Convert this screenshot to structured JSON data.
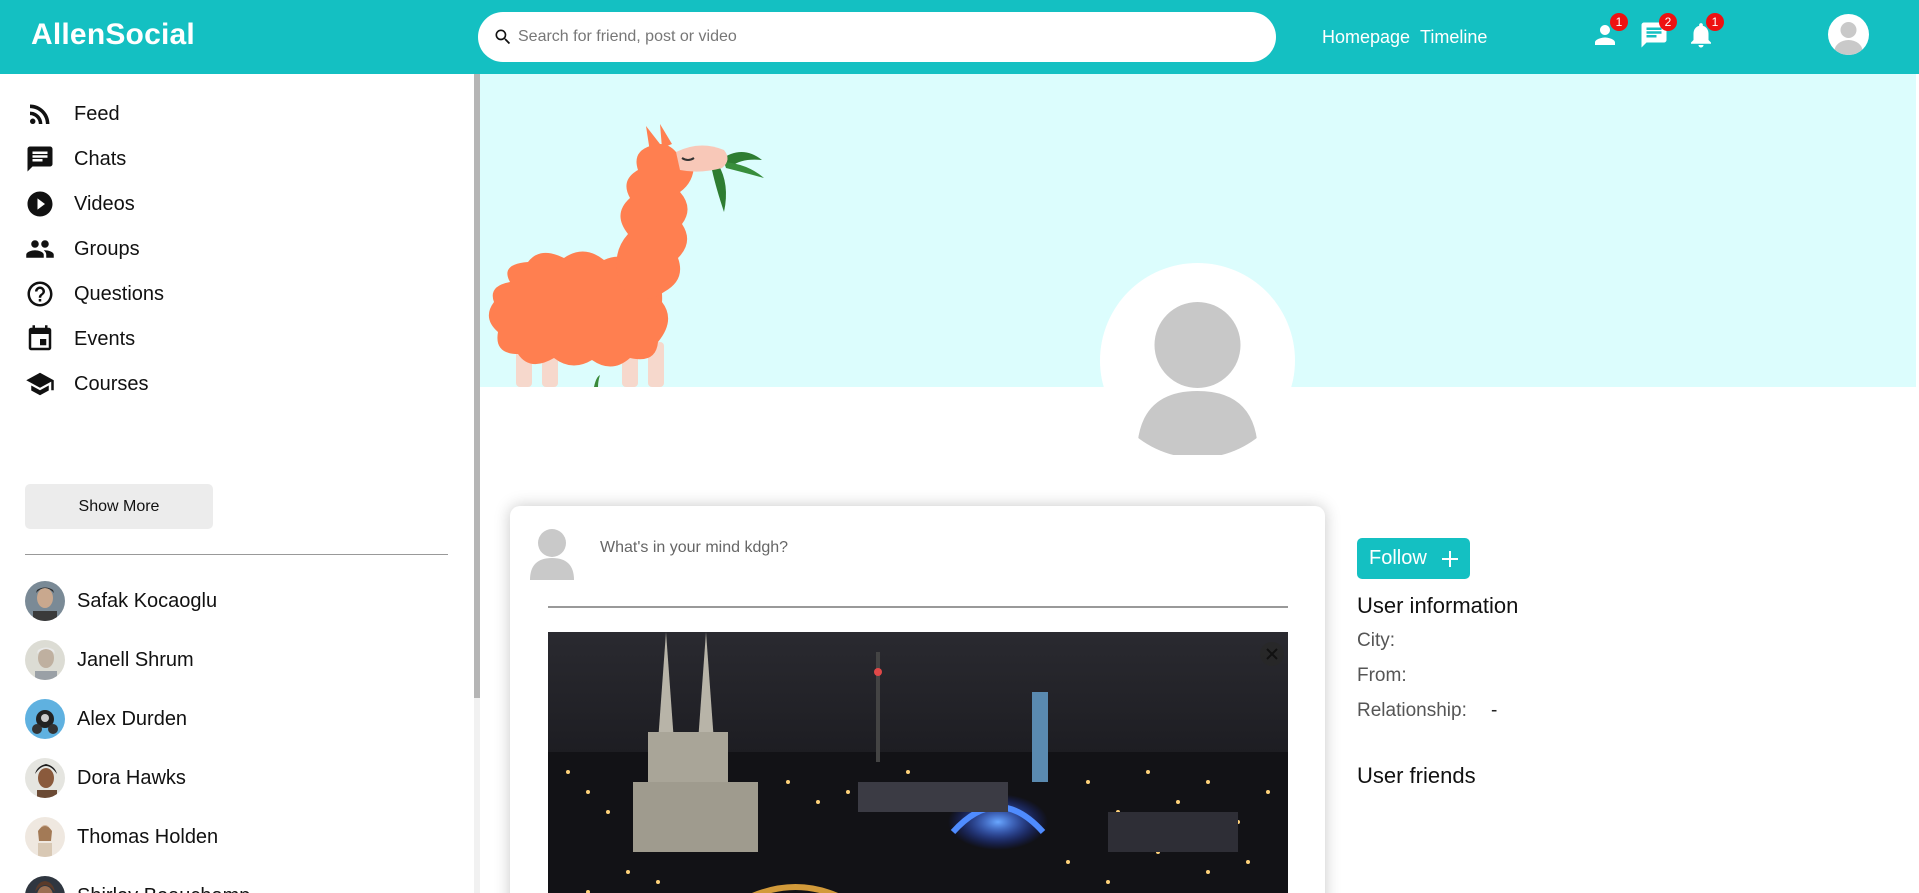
{
  "header": {
    "logo": "AllenSocial",
    "search_placeholder": "Search for friend, post or video",
    "links": [
      "Homepage",
      "Timeline"
    ],
    "notifications": {
      "friend_requests": "1",
      "messages": "2",
      "alerts": "1"
    },
    "colors": {
      "brand": "#14c0c2",
      "badge": "#ee1111"
    }
  },
  "sidebar": {
    "items": [
      {
        "label": "Feed",
        "icon": "rss-icon"
      },
      {
        "label": "Chats",
        "icon": "chat-icon"
      },
      {
        "label": "Videos",
        "icon": "play-circle-icon"
      },
      {
        "label": "Groups",
        "icon": "group-icon"
      },
      {
        "label": "Questions",
        "icon": "help-circle-icon"
      },
      {
        "label": "Events",
        "icon": "calendar-icon"
      },
      {
        "label": "Courses",
        "icon": "school-icon"
      }
    ],
    "show_more": "Show More",
    "friends": [
      {
        "name": "Safak Kocaoglu"
      },
      {
        "name": "Janell Shrum"
      },
      {
        "name": "Alex Durden"
      },
      {
        "name": "Dora Hawks"
      },
      {
        "name": "Thomas Holden"
      },
      {
        "name": "Shirley Beauchamp"
      }
    ]
  },
  "share": {
    "placeholder": "What's in your mind kdgh?"
  },
  "profile": {
    "follow_label": "Follow",
    "user_info_title": "User information",
    "city_label": "City:",
    "city_value": "",
    "from_label": "From:",
    "from_value": "",
    "relationship_label": "Relationship:",
    "relationship_value": "-",
    "friends_title": "User friends"
  }
}
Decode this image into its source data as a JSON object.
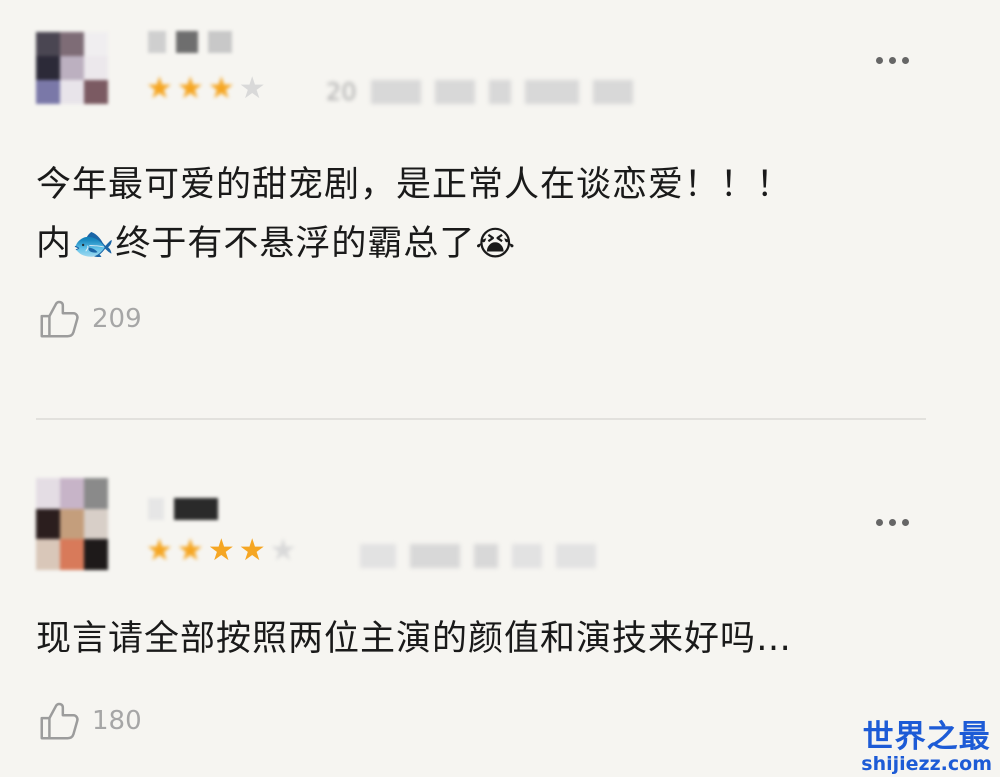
{
  "comments": [
    {
      "rating": 3,
      "date_prefix": "20",
      "text_line1": "今年最可爱的甜宠剧，是正常人在谈恋爱！！！",
      "text_line2_before": "内",
      "text_line2_emoji1": "🐟",
      "text_line2_after": "终于有不悬浮的霸总了",
      "text_line2_emoji2": "😭",
      "likes": "209"
    },
    {
      "rating": 3.5,
      "text": "现言请全部按照两位主演的颜值和演技来好吗…",
      "likes": "180"
    }
  ],
  "watermark": {
    "title": "世界之最",
    "url": "shijiezz.com"
  },
  "colors": {
    "star": "#f5a623",
    "star_off": "#d9d9d9",
    "watermark": "#1d5bd6"
  },
  "icons": {
    "more": "more-options-icon",
    "like": "thumbs-up-icon"
  }
}
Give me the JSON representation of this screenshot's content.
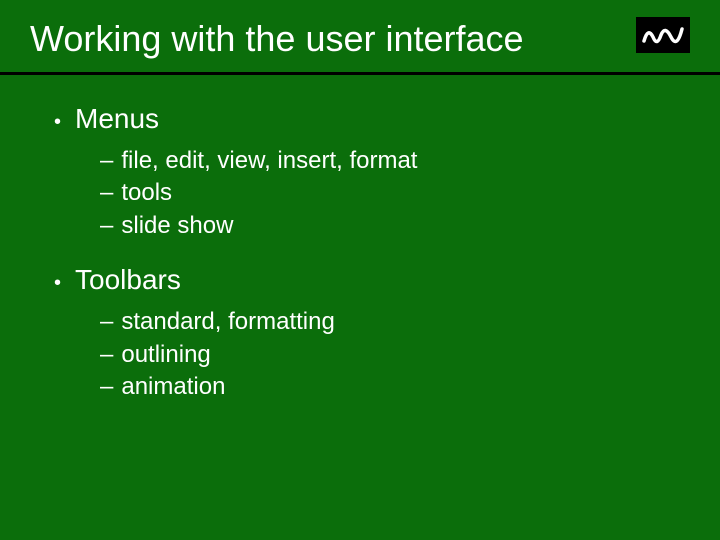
{
  "title": "Working with the user interface",
  "bullets": [
    {
      "label": "Menus",
      "subs": [
        "file, edit, view, insert, format",
        "tools",
        "slide show"
      ]
    },
    {
      "label": "Toolbars",
      "subs": [
        "standard, formatting",
        "outlining",
        "animation"
      ]
    }
  ]
}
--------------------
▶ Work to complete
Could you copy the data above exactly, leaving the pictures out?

▶ Result for this exercise
Convert this screenshot to structured JSON data.
{
  "header": {
    "logo": "AllenSocial",
    "search_placeholder": "Search for friend, post or video",
    "links": [
      "Homepage",
      "Timeline"
    ],
    "notifications": {
      "friend_requests": "1",
      "messages": "2",
      "alerts": "1"
    },
    "colors": {
      "brand": "#14c0c2",
      "badge": "#ee1111"
    }
  },
  "sidebar": {
    "items": [
      {
        "label": "Feed",
        "icon": "rss-icon"
      },
      {
        "label": "Chats",
        "icon": "chat-icon"
      },
      {
        "label": "Videos",
        "icon": "play-circle-icon"
      },
      {
        "label": "Groups",
        "icon": "group-icon"
      },
      {
        "label": "Questions",
        "icon": "help-circle-icon"
      },
      {
        "label": "Events",
        "icon": "calendar-icon"
      },
      {
        "label": "Courses",
        "icon": "school-icon"
      }
    ],
    "show_more": "Show More",
    "friends": [
      {
        "name": "Safak Kocaoglu"
      },
      {
        "name": "Janell Shrum"
      },
      {
        "name": "Alex Durden"
      },
      {
        "name": "Dora Hawks"
      },
      {
        "name": "Thomas Holden"
      },
      {
        "name": "Shirley Beauchamp"
      }
    ]
  },
  "share": {
    "placeholder": "What's in your mind kdgh?"
  },
  "profile": {
    "follow_label": "Follow",
    "user_info_title": "User information",
    "city_label": "City:",
    "city_value": "",
    "from_label": "From:",
    "from_value": "",
    "relationship_label": "Relationship:",
    "relationship_value": "-",
    "friends_title": "User friends"
  }
}
Decode this image into its source data as a JSON object.
{
  "comments": [
    {
      "rating": 3,
      "date_prefix": "20",
      "text_line1": "今年最可爱的甜宠剧，是正常人在谈恋爱！！！",
      "text_line2_before": "内",
      "text_line2_emoji1": "🐟",
      "text_line2_after": "终于有不悬浮的霸总了",
      "text_line2_emoji2": "😭",
      "likes": "209"
    },
    {
      "rating": 3.5,
      "text": "现言请全部按照两位主演的颜值和演技来好吗…",
      "likes": "180"
    }
  ],
  "watermark": {
    "title": "世界之最",
    "url": "shijiezz.com"
  },
  "colors": {
    "star": "#f5a623",
    "star_off": "#d9d9d9",
    "watermark": "#1d5bd6"
  },
  "icons": {
    "more": "more-options-icon",
    "like": "thumbs-up-icon"
  }
}
Give me the JSON representation of this screenshot's content.
{
  "title": "Working with the user interface",
  "bullets": [
    {
      "label": "Menus",
      "subs": [
        "file, edit, view, insert, format",
        "tools",
        "slide show"
      ]
    },
    {
      "label": "Toolbars",
      "subs": [
        "standard, formatting",
        "outlining",
        "animation"
      ]
    }
  ]
}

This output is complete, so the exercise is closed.